States are also in the midst of a governance and transparency revolution. That is the upshot of an annual survey on online access to public spending released last week by the U.S. Public Interest Research Group (U.S. PIRG). All but four of the 50 statehouses now offer easily navigable web sites where concerned citizens can monitor outlays down to the ‘check-book level,’ up from 32 in 2010, the D.C.-based watchdog found. “We were impressed to see the progress over the past few years,” says Phineas Baxandall, the USPIRG analyst who ran the project.

The relative rankings of the states, which U.S. PIRG graded pedantically at A through F, also turned out to be encouragingly unpredictable. Republican and Democratic administrations were equally likely to be stars or dropouts. States with backwater reputations like Kentucky and West Virginia were among the A students, while supposed bastions of advancement like Wisconsin and Vermont both earned D-minuses. Texas was valedictorian with a grade of 98, though more thanks to independently elected comptroller Susan Combs than its famous governor Rick Perry, Baxandall says.

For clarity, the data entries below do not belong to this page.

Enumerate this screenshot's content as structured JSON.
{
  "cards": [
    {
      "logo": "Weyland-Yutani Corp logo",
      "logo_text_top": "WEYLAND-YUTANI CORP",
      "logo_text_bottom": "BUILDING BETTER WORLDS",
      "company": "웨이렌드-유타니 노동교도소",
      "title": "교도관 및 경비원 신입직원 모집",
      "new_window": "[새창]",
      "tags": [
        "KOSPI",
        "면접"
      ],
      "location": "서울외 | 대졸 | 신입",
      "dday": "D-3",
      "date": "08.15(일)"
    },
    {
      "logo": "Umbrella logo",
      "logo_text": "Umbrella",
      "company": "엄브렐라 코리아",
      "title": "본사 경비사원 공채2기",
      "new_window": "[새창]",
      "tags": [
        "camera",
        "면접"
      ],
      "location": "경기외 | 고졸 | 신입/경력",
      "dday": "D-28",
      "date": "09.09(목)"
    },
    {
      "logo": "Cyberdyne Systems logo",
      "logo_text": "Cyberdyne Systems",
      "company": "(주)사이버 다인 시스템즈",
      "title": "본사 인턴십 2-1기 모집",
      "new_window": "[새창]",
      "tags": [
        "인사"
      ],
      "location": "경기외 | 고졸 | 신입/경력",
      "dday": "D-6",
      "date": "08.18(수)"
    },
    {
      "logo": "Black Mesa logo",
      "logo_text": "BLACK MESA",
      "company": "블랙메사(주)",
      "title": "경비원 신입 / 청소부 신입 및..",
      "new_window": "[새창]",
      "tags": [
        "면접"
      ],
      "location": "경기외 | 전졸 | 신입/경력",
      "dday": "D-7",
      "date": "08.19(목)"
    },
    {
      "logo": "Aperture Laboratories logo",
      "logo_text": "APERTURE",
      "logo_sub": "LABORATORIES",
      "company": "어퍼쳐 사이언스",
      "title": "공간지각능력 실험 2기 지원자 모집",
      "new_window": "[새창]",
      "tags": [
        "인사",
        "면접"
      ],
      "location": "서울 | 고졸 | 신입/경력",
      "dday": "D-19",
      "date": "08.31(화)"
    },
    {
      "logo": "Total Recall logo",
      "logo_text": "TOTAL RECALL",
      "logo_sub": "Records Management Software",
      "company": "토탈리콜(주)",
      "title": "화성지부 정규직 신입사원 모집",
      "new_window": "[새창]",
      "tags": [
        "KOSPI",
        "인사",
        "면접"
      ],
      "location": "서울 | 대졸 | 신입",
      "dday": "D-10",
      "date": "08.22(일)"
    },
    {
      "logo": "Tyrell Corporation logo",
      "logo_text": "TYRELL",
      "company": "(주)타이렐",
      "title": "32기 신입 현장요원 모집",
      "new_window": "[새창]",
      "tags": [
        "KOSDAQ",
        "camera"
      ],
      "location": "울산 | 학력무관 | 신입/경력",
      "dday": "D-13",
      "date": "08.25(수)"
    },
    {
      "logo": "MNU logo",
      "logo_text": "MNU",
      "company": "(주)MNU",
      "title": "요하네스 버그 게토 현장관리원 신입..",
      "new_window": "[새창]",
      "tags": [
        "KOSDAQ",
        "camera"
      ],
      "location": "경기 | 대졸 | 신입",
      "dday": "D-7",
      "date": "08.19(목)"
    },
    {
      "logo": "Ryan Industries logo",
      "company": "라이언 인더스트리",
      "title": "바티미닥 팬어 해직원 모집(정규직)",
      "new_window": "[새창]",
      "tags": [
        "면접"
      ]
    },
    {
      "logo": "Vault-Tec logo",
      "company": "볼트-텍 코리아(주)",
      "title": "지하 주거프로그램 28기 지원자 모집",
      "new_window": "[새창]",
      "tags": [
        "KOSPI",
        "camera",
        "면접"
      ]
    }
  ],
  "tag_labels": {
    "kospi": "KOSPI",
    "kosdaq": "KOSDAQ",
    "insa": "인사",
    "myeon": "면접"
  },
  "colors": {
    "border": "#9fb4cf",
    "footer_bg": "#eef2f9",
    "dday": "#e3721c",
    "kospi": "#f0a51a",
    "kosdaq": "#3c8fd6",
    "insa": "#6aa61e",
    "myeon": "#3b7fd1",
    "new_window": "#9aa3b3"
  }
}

How relevant are these findings on transparency to bond investors? A bit, market pros say. Governance accounts for fully 30 percent of a state’s credit rating, says Emily Raimes, an analyst with Moody’s. But the agency looks at top-down best practices such as whether budgets and audits are delivered on time, as well as “initiatives and referendums that might interfere with the budgeting process.” (Take that, California.) “Transparency is not a part of governance that impacts ratings,” she says. Indeed, U.S. PIRG’s idea of virtue does not correlate with that of the ratings agencies. Iowa, which failed U.S. PIRG’s transparency test altogether, gets an AAA credit rating from Moody’s, while public access avatars such as Kentucky and Louisiana receive much weaker Aa2s.